Thursday, November 17, 2005

Gulf Coast Slaves

Gulf Coast Slaves
By Roberto Lovato

Tuesday 15 November 2005
Halliburton and its subcontractors hired hundreds of undocumented Latino workers to clean up after Katrina - only to mistreat them and throw them out without pay.

Arnulfo Martinez recalls seeing lots of hombres del ejercito standing at attention. Though he was living on the Belle Chasse Naval Base near New Orleans when President Bush spoke there on Oct. 11, he didn't understand anything the ruddy man in the rolled-up sleeves was saying to the troops.

Martinez, 16, speaks no English; his mother tongue is Zapotec. He had left the cornfields of Oaxaca, Mexico, four weeks earlier for the promise that he would make $8 an hour, plus room and board, while working for a subcontractor of KBR, a wholly owned subsidiary of Halliburton that was awarded a major contract by the Bush administration for disaster relief work. The job was helping to clean up a Gulf Coast naval base in the region devastated by Hurricane Katrina. "I was cleaning up the base, picking up branches and doing other work," Martinez said, speaking to me in broken Spanish.

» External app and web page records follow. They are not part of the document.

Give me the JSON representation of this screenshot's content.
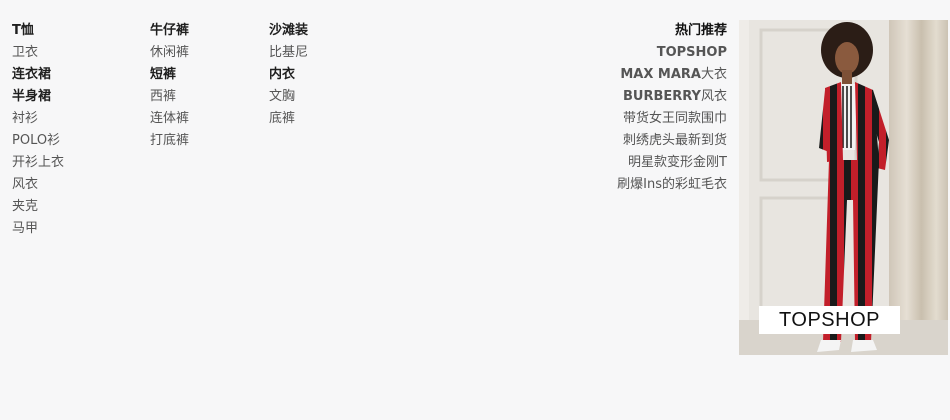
{
  "columns": {
    "tops": [
      {
        "label": "T恤",
        "bold": true
      },
      {
        "label": "卫衣",
        "bold": false
      },
      {
        "label": "连衣裙",
        "bold": true
      },
      {
        "label": "半身裙",
        "bold": true
      },
      {
        "label": "衬衫",
        "bold": false
      },
      {
        "label": "POLO衫",
        "bold": false
      },
      {
        "label": "开衫上衣",
        "bold": false
      },
      {
        "label": "风衣",
        "bold": false
      },
      {
        "label": "夹克",
        "bold": false
      },
      {
        "label": "马甲",
        "bold": false
      }
    ],
    "bottoms": [
      {
        "label": "牛仔裤",
        "bold": true
      },
      {
        "label": "休闲裤",
        "bold": false
      },
      {
        "label": "短裤",
        "bold": true
      },
      {
        "label": "西裤",
        "bold": false
      },
      {
        "label": "连体裤",
        "bold": false
      },
      {
        "label": "打底裤",
        "bold": false
      }
    ],
    "others": [
      {
        "label": "沙滩装",
        "bold": true
      },
      {
        "label": "比基尼",
        "bold": false
      },
      {
        "label": "内衣",
        "bold": true
      },
      {
        "label": "文胸",
        "bold": false
      },
      {
        "label": "底裤",
        "bold": false
      }
    ]
  },
  "recommend": {
    "heading": "热门推荐",
    "items": [
      {
        "label": "TOPSHOP"
      },
      {
        "brand": "MAX MARA",
        "rest": "大衣"
      },
      {
        "brand": "BURBERRY",
        "rest": "风衣"
      },
      {
        "label": "带货女王同款围巾"
      },
      {
        "label": "刺绣虎头最新到货"
      },
      {
        "label": "明星款变形金刚T"
      },
      {
        "label": "刷爆Ins的彩虹毛衣"
      }
    ]
  },
  "promo": {
    "badge": "TOPSHOP",
    "colors": {
      "suit_red": "#c21f2a",
      "suit_black": "#1a1a1a",
      "wall": "#e8e5e0",
      "curtain": "#d9d2c6"
    }
  }
}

Even if the Oaxacan teenager had understood Bush when he urged Americans that day to "help somebody find shelter or help somebody find food," he couldn't have known that he'd soon need similar help himself. But three weeks after arriving at the naval base from Texas, Martinez's boss, Karen Tovar, a job broker from North Carolina who hired workers for a KBR subcontractor called United Disaster Relief, booted him from the base and left him homeless, hungry and without money...